Smoke and mirrors? Try snow and mirrors.
That’s the foundation of the new art installation titled Mirage Gstaad from Los Angeles–based artist Doug Aitken, which opened over the weekend in the Alps of Switzerland. Set amid the snowy peaks and stunning white vistas of the Swiss mountains is a strange yet beautiful sight: a classic ranch-style home—covered entirely in mirrors. By reflecting the ranges that surround it, the Modernist abode is, in a way, invisible, which gives the piece its name. The installation is part of “Frequencies,” a series of site-specific works curated and presented by Neville Wakefield and Olympia Scarry.
The series is the third and latest version of Elevation 1049, a project that “features in situ works created out of the specifics of time and place and is comprised of works by international artists.”
According to Elevation 1049, the piece “uses the frequency of light to reflect the sublime Alpine lanscape as part of a continually changing encounter in which the land and sky, subject and object, inside and outside, are in constant flux.”
Aitken took the classic architectural design of the 1920s and ’30s in Southern California, championed by the likes of Frank Lloyd Wright, and added mirrors. In doing so, the artist transformed the house into an elegant and otherworldly installation that is now open to enterprising visitors. They will be greeted by an interior made of refracting mirrors that gives the feeling of walking inside a kaleidoscope.

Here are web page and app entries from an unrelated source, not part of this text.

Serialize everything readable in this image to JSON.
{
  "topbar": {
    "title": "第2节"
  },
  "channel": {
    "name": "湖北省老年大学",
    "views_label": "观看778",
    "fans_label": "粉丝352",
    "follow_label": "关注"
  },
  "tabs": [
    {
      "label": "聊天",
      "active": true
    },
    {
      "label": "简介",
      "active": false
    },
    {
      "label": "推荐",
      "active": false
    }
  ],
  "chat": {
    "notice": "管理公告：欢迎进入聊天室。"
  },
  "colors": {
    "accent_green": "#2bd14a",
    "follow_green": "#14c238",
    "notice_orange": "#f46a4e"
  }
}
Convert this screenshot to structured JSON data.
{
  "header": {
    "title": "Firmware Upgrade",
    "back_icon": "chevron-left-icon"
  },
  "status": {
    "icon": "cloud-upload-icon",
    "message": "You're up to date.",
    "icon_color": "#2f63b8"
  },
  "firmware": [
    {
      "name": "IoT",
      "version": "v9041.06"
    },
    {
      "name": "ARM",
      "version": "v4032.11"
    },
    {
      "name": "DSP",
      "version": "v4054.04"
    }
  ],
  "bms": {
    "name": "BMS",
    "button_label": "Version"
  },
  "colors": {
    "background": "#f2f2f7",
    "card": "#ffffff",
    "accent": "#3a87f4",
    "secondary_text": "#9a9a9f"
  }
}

“Right now it’s completely minimal, removed of all color and definition. It’s a whiteout, covered in a blanket of snow,” Aitken told the design website Dezeen. “The viewer can come back to the piece as the seasons are changing, in fall in a storm or in the summer when it’s a green pasture. As our lives change, the artwork is shifting with us.”
Mirage Gstaad will be open through 2021.